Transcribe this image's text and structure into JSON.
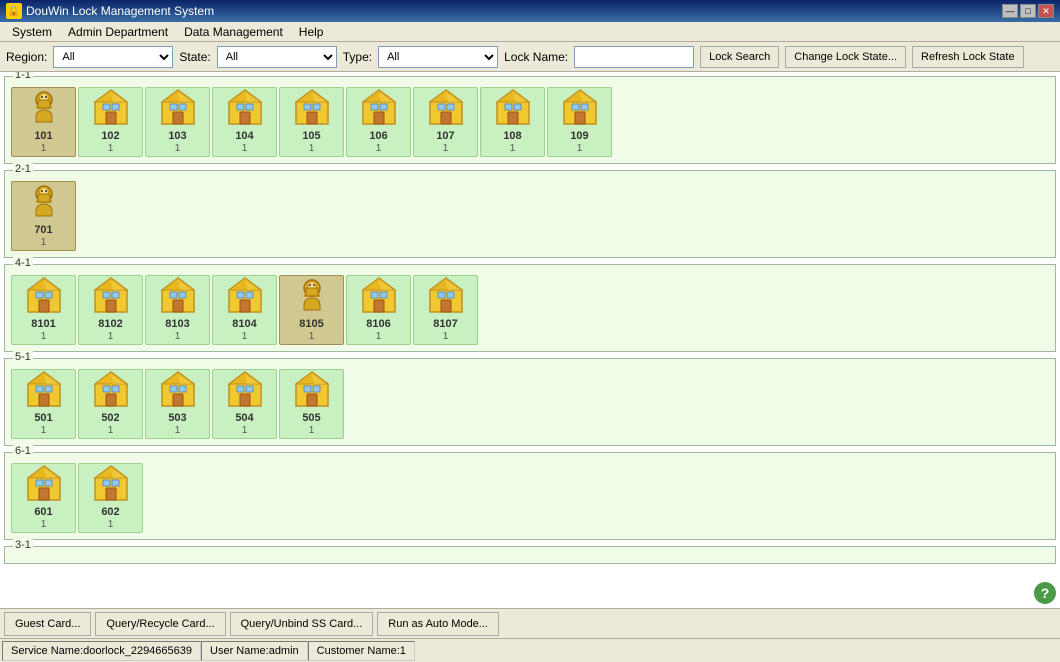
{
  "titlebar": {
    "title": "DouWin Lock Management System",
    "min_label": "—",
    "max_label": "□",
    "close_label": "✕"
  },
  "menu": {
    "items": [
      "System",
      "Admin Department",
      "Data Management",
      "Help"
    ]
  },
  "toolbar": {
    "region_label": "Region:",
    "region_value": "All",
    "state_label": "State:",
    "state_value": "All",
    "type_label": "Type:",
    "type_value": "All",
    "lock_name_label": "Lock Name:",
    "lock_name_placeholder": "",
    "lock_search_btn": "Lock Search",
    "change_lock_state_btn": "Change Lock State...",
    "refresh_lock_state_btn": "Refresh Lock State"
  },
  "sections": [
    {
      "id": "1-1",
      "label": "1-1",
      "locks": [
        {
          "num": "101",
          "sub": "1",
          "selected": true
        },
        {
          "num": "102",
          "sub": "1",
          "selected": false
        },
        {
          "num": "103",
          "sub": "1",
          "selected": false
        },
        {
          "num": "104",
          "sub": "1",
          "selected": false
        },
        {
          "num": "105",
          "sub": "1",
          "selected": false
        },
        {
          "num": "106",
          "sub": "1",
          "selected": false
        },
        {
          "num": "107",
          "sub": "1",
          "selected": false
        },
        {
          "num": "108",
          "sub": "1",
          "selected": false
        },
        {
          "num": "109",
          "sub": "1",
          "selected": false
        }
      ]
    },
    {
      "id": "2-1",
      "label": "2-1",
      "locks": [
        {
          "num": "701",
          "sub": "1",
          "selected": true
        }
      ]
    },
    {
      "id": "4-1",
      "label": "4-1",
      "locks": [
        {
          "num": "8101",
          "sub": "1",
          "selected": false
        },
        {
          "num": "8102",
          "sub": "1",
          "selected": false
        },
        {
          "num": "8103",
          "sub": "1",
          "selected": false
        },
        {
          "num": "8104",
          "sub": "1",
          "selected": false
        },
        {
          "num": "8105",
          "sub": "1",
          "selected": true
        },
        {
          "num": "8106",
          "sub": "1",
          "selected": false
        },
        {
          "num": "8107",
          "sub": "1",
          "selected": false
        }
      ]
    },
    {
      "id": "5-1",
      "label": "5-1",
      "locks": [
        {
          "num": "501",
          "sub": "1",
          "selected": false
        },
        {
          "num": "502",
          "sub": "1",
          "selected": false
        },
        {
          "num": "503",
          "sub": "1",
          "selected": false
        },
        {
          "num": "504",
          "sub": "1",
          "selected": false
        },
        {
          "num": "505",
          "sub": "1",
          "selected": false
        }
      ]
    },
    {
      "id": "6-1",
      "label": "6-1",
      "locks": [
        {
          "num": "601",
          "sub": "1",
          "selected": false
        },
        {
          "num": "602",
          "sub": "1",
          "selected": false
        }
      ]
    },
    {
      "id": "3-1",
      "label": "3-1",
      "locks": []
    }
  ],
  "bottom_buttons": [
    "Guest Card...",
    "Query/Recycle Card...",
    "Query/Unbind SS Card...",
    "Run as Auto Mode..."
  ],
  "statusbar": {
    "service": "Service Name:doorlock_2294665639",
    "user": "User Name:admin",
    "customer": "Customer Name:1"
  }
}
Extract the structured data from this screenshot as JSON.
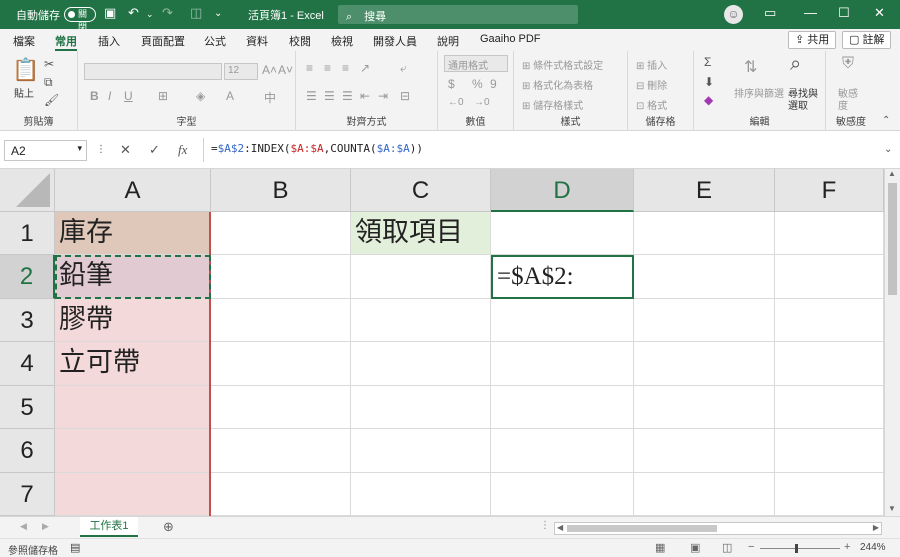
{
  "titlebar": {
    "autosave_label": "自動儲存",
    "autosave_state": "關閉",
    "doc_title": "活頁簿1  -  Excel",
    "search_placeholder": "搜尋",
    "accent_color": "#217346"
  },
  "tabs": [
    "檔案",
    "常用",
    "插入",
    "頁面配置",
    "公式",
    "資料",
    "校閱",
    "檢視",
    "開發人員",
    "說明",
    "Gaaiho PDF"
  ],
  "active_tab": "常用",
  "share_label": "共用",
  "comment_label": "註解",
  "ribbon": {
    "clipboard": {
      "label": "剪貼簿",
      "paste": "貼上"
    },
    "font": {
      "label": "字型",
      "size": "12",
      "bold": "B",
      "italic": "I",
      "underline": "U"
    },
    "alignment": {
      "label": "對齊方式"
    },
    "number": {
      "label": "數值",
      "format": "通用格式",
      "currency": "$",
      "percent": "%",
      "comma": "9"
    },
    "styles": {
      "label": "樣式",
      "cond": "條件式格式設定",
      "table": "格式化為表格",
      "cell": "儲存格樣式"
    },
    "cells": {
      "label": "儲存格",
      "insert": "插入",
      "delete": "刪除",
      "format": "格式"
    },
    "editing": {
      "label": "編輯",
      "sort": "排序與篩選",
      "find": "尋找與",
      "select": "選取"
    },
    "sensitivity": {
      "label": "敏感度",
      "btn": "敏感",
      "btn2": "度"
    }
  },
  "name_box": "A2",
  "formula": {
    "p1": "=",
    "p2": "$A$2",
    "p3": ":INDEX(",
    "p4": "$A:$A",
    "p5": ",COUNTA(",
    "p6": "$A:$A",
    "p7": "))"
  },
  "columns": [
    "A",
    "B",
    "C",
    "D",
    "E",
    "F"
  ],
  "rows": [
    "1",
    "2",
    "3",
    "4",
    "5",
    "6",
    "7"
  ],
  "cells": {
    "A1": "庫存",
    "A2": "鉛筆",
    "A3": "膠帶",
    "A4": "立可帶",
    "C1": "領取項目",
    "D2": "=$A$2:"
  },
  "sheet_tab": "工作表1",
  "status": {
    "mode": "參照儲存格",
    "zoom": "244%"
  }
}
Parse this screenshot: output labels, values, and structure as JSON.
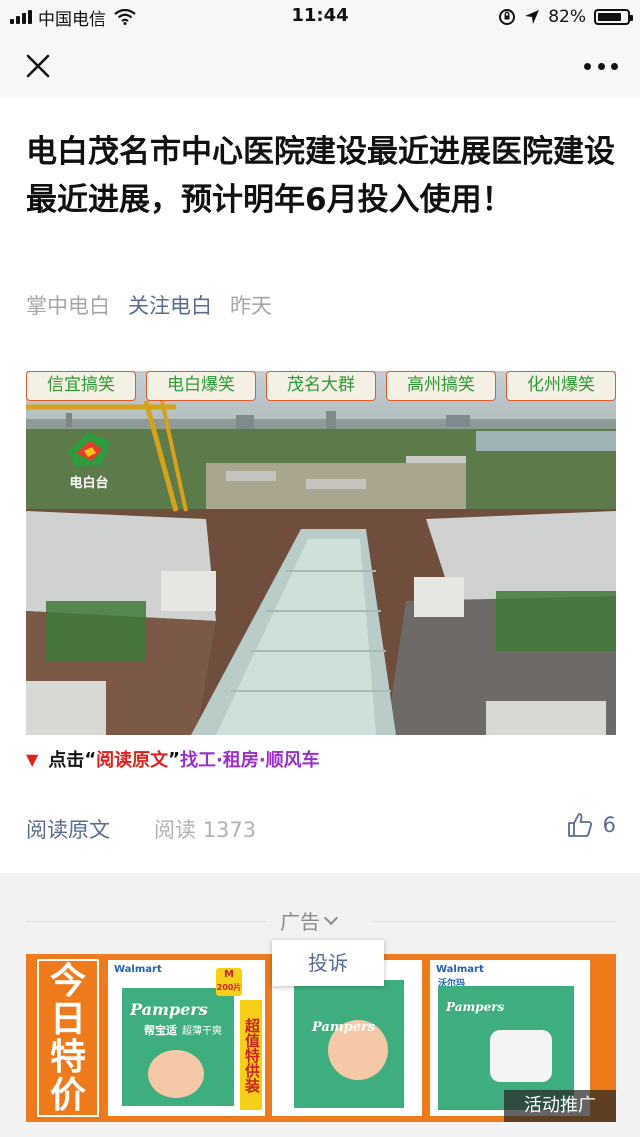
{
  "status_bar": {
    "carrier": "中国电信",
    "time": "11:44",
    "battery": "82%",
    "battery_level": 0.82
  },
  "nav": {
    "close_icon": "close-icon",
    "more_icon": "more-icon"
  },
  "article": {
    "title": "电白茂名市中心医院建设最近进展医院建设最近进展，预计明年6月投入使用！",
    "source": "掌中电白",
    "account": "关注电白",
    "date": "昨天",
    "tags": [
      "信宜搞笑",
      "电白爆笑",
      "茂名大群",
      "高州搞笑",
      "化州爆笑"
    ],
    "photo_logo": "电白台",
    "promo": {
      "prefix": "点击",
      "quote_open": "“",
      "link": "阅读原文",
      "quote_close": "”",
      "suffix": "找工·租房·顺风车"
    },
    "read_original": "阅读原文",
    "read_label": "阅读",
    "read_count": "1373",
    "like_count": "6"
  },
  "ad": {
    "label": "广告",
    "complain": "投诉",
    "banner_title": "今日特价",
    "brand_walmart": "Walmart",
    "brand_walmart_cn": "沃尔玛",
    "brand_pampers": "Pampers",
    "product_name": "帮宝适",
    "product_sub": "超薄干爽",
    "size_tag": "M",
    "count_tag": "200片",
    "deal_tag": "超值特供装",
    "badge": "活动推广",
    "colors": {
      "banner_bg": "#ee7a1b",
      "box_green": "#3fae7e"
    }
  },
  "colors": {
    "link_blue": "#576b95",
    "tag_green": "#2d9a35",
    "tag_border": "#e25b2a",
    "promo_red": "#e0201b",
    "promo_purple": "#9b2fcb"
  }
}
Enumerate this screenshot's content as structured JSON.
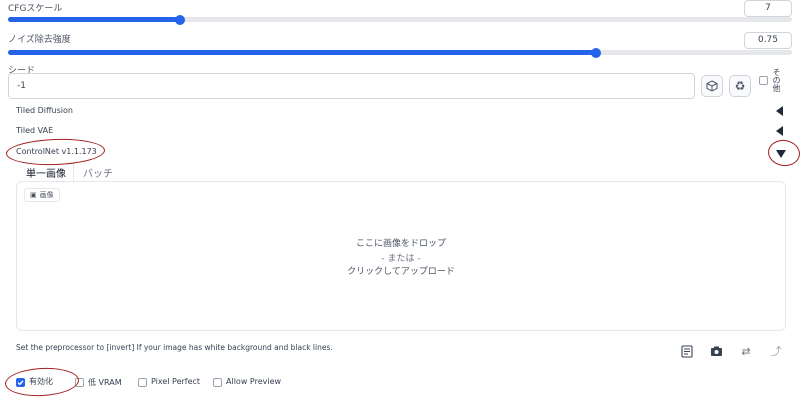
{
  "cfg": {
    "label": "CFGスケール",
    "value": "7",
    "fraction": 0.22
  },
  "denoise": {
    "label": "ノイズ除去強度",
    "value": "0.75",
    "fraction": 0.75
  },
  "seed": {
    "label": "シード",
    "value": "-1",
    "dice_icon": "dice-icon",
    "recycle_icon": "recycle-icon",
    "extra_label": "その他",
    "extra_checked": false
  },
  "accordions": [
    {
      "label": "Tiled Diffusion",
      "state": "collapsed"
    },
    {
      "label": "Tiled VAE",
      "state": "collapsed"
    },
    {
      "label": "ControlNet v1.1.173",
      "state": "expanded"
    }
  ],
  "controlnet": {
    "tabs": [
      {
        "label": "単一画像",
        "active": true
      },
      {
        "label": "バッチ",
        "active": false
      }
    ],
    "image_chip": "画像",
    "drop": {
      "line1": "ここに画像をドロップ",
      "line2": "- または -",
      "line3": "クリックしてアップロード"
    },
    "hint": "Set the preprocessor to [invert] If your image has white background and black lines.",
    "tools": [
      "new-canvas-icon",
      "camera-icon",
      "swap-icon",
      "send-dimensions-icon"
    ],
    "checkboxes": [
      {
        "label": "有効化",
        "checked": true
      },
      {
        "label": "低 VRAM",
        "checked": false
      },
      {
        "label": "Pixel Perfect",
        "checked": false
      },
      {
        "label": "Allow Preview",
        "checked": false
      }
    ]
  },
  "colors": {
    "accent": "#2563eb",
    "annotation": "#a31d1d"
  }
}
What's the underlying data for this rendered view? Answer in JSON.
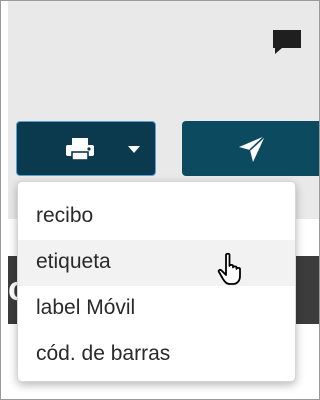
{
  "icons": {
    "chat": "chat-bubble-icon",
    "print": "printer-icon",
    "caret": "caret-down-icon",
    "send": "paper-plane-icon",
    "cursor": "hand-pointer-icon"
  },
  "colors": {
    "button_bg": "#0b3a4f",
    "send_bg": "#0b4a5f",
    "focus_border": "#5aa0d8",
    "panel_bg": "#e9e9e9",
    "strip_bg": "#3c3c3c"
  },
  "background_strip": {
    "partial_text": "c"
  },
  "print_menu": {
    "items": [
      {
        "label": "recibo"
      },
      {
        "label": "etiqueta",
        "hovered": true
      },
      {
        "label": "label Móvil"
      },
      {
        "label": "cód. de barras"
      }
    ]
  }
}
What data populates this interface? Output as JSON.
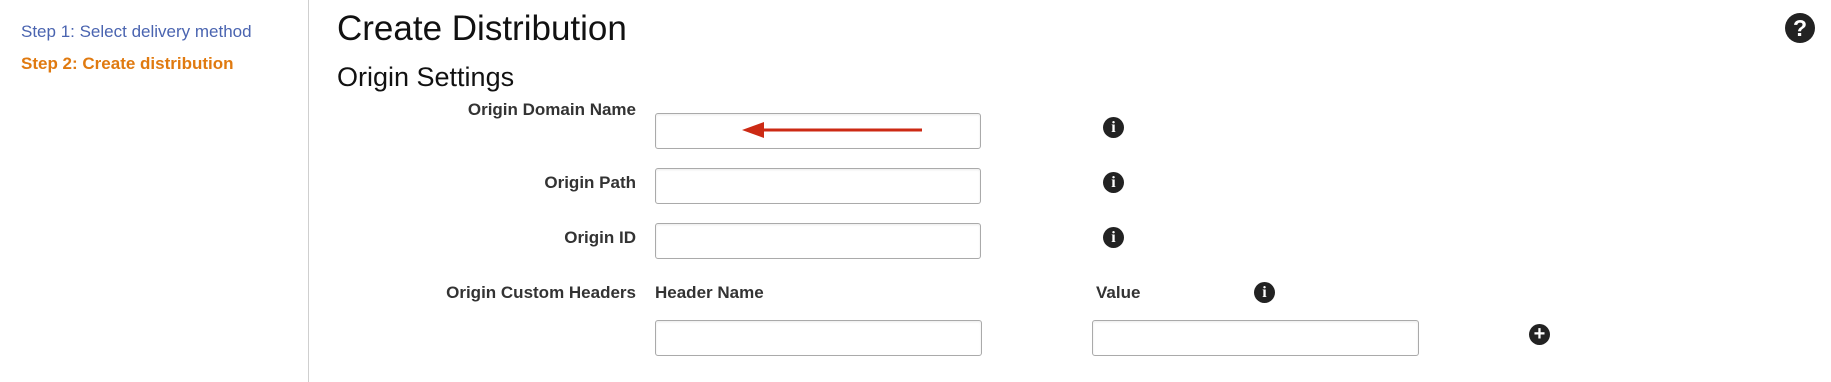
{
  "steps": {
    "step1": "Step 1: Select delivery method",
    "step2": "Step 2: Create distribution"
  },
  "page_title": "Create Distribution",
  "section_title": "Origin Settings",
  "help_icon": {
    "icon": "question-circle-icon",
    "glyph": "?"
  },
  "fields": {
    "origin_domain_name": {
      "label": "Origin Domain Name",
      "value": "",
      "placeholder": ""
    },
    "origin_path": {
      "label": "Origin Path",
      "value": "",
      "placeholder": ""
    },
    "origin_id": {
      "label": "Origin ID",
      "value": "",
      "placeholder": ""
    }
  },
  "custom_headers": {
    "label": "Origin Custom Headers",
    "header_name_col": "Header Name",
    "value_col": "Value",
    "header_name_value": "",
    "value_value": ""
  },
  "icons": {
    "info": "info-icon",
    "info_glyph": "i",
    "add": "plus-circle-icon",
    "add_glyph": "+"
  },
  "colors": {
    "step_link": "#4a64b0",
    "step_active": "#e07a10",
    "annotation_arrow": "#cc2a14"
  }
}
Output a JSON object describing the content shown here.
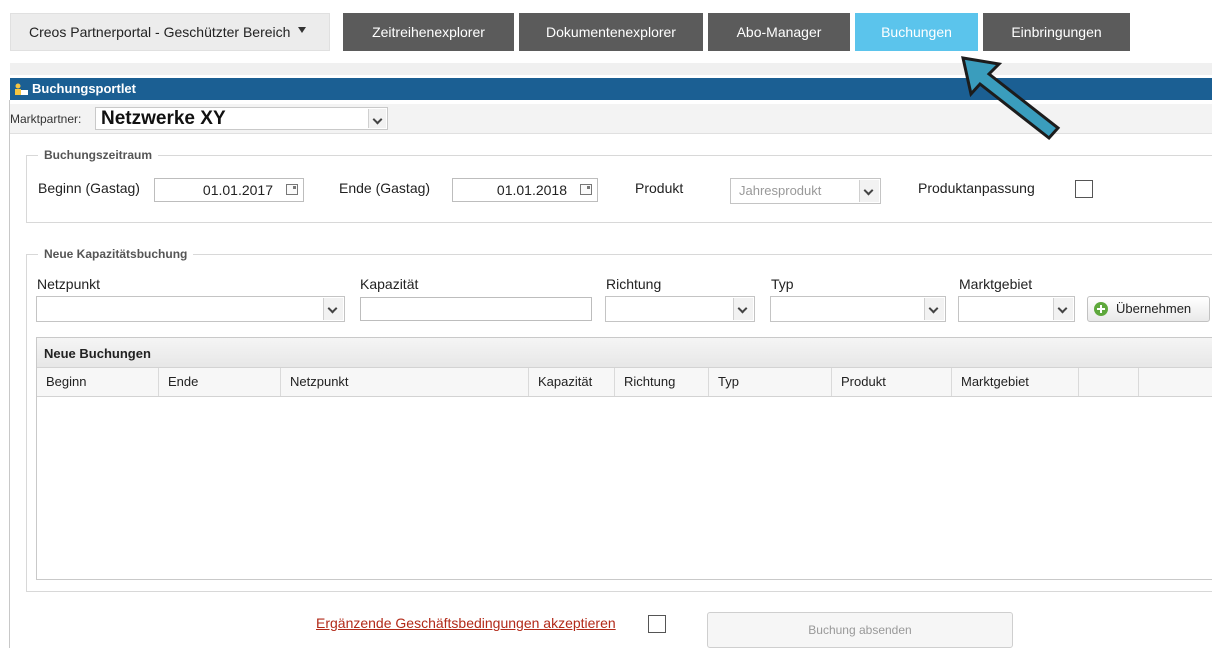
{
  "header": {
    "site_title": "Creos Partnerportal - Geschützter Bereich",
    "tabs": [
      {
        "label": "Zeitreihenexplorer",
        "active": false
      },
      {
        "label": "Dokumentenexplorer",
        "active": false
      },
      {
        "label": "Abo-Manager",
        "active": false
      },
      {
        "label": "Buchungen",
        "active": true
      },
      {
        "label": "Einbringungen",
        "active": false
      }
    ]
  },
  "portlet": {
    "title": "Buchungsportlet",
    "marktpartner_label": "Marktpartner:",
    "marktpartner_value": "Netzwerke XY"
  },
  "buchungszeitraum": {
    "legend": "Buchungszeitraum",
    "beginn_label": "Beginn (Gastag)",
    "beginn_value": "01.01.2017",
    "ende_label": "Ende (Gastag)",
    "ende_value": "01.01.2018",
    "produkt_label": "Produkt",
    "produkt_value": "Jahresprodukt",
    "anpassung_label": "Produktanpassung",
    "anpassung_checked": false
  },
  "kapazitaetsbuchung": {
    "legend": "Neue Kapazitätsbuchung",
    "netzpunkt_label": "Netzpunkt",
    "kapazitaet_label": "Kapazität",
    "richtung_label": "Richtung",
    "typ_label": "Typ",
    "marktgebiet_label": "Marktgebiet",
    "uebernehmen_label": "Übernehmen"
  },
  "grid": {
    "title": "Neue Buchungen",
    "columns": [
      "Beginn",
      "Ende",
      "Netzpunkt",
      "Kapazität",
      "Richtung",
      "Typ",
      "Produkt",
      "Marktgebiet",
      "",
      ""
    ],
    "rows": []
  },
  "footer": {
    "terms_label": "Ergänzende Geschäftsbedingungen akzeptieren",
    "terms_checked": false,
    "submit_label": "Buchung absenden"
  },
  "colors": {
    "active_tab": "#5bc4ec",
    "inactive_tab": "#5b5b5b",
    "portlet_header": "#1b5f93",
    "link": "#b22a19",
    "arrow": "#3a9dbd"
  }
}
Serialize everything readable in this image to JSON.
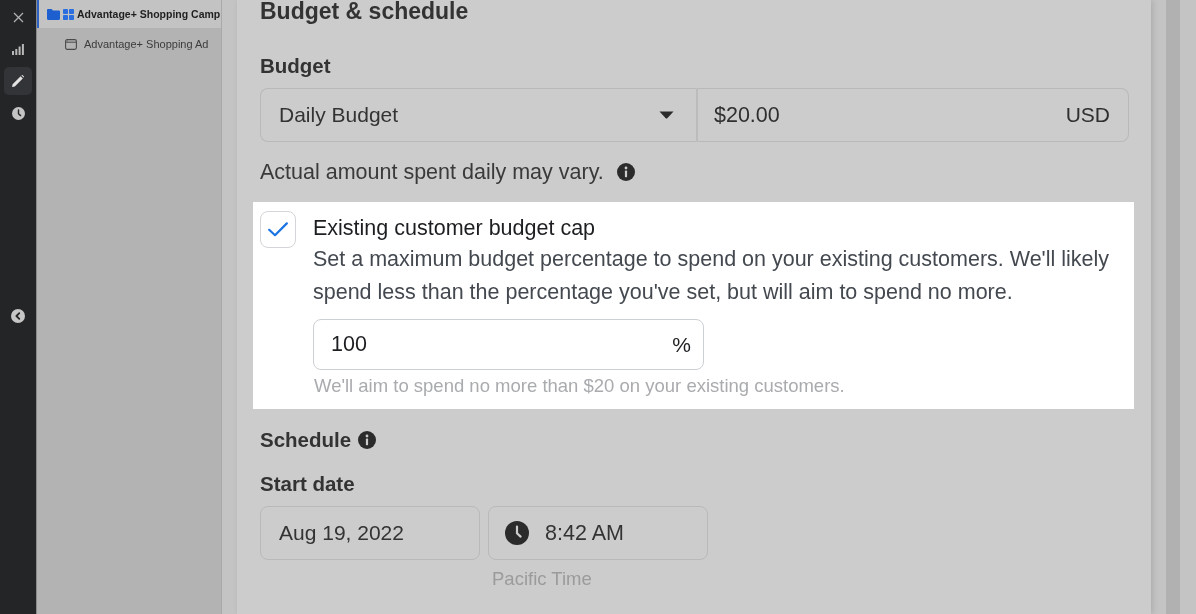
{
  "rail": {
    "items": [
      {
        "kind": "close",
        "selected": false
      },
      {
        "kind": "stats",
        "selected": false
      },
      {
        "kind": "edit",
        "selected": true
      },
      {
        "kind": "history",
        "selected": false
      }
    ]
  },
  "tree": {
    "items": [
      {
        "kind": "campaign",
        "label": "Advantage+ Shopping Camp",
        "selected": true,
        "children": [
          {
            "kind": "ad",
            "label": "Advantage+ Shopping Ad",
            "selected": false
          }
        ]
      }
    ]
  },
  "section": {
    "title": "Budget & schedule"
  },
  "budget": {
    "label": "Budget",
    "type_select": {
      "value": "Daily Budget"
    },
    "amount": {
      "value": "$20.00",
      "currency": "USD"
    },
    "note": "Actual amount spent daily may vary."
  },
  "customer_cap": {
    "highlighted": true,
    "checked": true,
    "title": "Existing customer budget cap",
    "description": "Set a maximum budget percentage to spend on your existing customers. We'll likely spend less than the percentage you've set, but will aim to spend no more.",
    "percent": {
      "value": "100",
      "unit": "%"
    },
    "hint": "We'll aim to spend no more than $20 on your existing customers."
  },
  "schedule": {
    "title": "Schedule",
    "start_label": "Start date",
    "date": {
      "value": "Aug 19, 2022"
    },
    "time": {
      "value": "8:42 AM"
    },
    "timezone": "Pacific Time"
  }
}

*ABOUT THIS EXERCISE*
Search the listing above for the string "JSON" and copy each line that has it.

*SOLUTION TO THIS TASK*
Transcribe this image's text and structure into JSON.
Extract the structured data from this screenshot as JSON.
Parse this screenshot: output labels, values, and structure as JSON.
Enumerate this screenshot's content as structured JSON.
What's the underlying data for this rendered view? Answer in JSON.
What data populates this interface? Output as JSON.
Output a JSON object describing the content shown here.
Serialize everything readable in this image to JSON.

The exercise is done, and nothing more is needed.